- Canadian-British drama Departure will arrive on Sept. 17.
More originals, reboots and revivals are in the works, including Battlestar Galactica (from Mr. Robot creator Sam Esmail), Punky Brewster and Saved by the Bell, but those will need more time to be completed. Saved by the Bell, which Peacock wanted to premiere sooner, was not able to wrap production prior to the shutdown, McGoldrick said.
“We did have to push some significant projects until we can start shooting again,” McGoldrick said. “Right now, we’re picking up where we left off.”
The challenge for Peacock, and for other streamers on the market looking to attract viewers, is to build out a catalog with broad appeal.
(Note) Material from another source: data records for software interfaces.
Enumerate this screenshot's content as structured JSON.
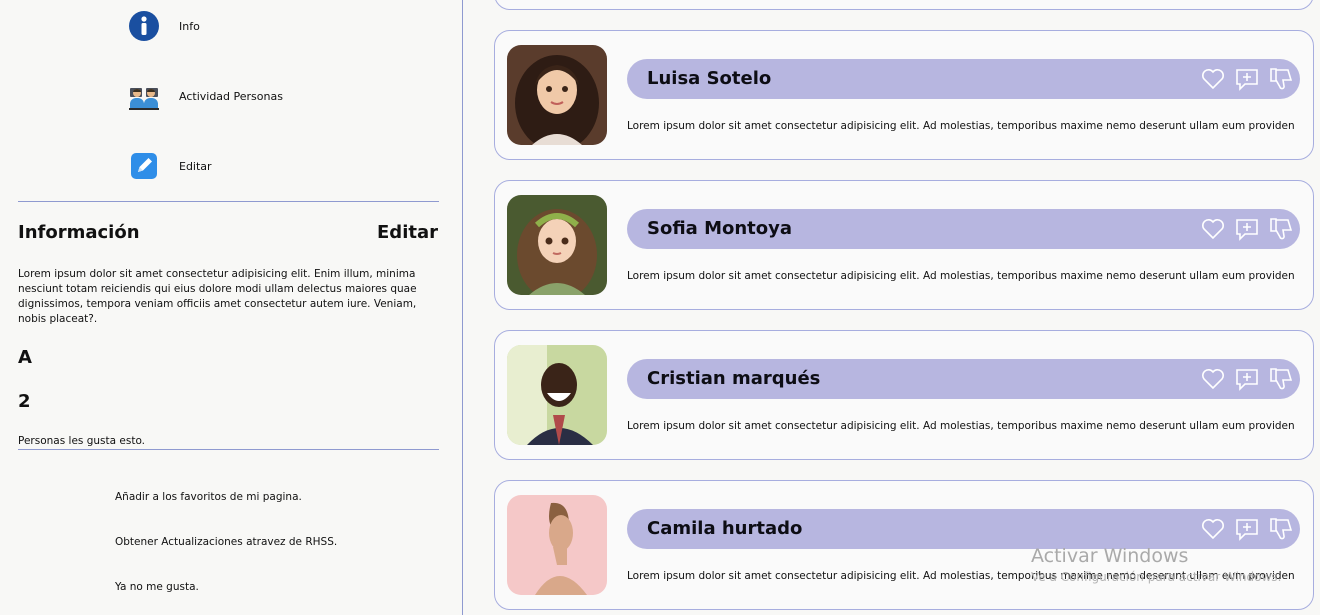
{
  "sidebar": {
    "menu": [
      {
        "label": "Info",
        "icon": "info-icon"
      },
      {
        "label": "Actividad Personas",
        "icon": "people-icon"
      },
      {
        "label": "Editar",
        "icon": "edit-icon"
      }
    ],
    "info_title": "Información",
    "info_edit": "Editar",
    "info_text": "Lorem ipsum dolor sit amet consectetur adipisicing elit. Enim illum, minima nesciunt totam reiciendis qui eius dolore modi ullam delectus maiores quae dignissimos, tempora veniam officiis amet consectetur autem iure. Veniam, nobis placeat?.",
    "stat_letter": "A",
    "stat_count": "2",
    "stat_caption": "Personas les gusta esto.",
    "options": [
      "Añadir a los favoritos de mi pagina.",
      "Obtener Actualizaciones atravez de RHSS.",
      "Ya no me gusta."
    ]
  },
  "feed": {
    "posts": [
      {
        "name": "Luisa Sotelo",
        "text": "Lorem ipsum dolor sit amet consectetur adipisicing elit. Ad molestias, temporibus maxime nemo deserunt ullam eum providen"
      },
      {
        "name": "Sofia Montoya",
        "text": "Lorem ipsum dolor sit amet consectetur adipisicing elit. Ad molestias, temporibus maxime nemo deserunt ullam eum providen"
      },
      {
        "name": "Cristian marqués",
        "text": "Lorem ipsum dolor sit amet consectetur adipisicing elit. Ad molestias, temporibus maxime nemo deserunt ullam eum providen"
      },
      {
        "name": "Camila hurtado",
        "text": "Lorem ipsum dolor sit amet consectetur adipisicing elit. Ad molestias, temporibus maxime nemo deserunt ullam eum providen"
      }
    ],
    "action_icons": [
      "heart-icon",
      "comment-plus-icon",
      "thumbs-down-icon"
    ]
  },
  "watermark": {
    "title": "Activar Windows",
    "subtitle": "Ve a Configuración para activar Windows."
  },
  "colors": {
    "accent": "#b7b6e0",
    "border": "#a7addf",
    "divider": "#8f9ad0",
    "info_blue": "#1a4fa0"
  }
}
For ad-supported streamers like Peacock, it’s not just about getting viewers to watch just one show but keeping them coming back for more, so they keep streaming more programming—and the ads associated with it.
With the kinks in the original production pipeline, that means Peacock’s deep library of owned and licensed content will have to do much of the heavy lifting to attract new viewers for now.
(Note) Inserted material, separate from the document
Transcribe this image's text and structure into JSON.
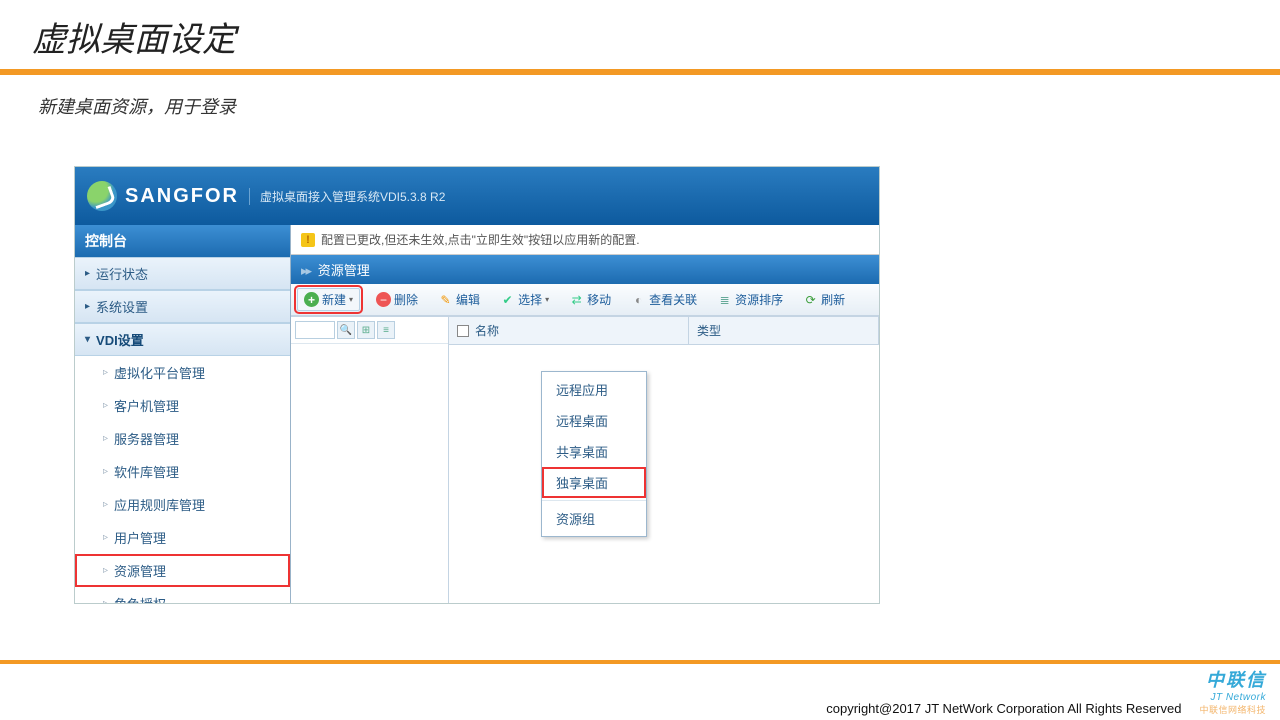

“We are working to understand the relationship between the originals and the acquired content to make sure there’s enough content—that if a viewer were to come in for an original show, that there’s enough library content or acquired content that is promotable to that viewer,” said Frances Manfredi, Peacock’s president of content acquisition and strategy.
Peacock thinks about its audience in several distinct buckets: young men and women, older men and women, kids and teens, and Spanish language and diverse content. The goal guiding Manfredi’s team is to ensure that on Peacock, “there really is something for everyone,” no matter that viewer’s taste.
Balancing favorites with new voices
Building Peacock’s library requires data about what programming is attractive to viewers. The streamer is already building out an understanding of what content is resonating based on the three-month beta test that rolled out to Comcast Xfinity customers in April.
Animated blockbusters like Shrek and classics like Jurassic Park predictably performed well during the beta, as did comedies and the hit drama Law & Order: Special Victims Unit, underscoring the importance of classic movies and well-loved series. Some shows have been even more even popular on Peacock than executives anticipated, including the Paramount Network western Yellowstone, which Peacock landed exclusive SVOD rights to stream.
“We think that the genre allocations and the investments that we’ve made in various genres is aligning very nicely with how we’re seeing people using the content,” Manfredi said. As the debut week progresses, the team will have much more viewership data to sift through.
That will also inform the originals team’s decisions going forward. “Every time you see something pop a little bit [on the service,] me and the other great people on my team will start to say, ‘Maybe we ought to invest in a script or a presentation in this category,’” McGoldrick said.
As ongoing protests against police brutality have shined a spotlight on racial injustice, the content teams have doubled down on bringing in diverse storytellers and voices. On the licensing and acquisition side, Manfredi is focused on having a more diverse offering in Peacock’s series library. To begin remedying that, Peacock is working on a documentary slate of pro-social series from Black writers and creators. The first installment will be on the platform by September.
Diversity has also become a big focus for originals. “We are looking at diverse talent as we were before this, but we are looking at content and looking to find in our originals the new voices—the people that can become the next Dick Wolf or Sam Esmail or Tina Fey,” McGoldrick said. “We’d love for them to be people of color.”
McGoldrick is optimistic about “a tremendous amount of enthusiasm” from writers who are pitching original programming ideas for the service, which will help his team when it comes to choosing the best projects to greenlight based on the new viewing data rolling in.
“A pandemic does not stop a writer from staying home and writing a script, and we’ve been able to assess a lot of material from couches and bedrooms,” McGoldrick said. “That part of the train has not slowed down at all.”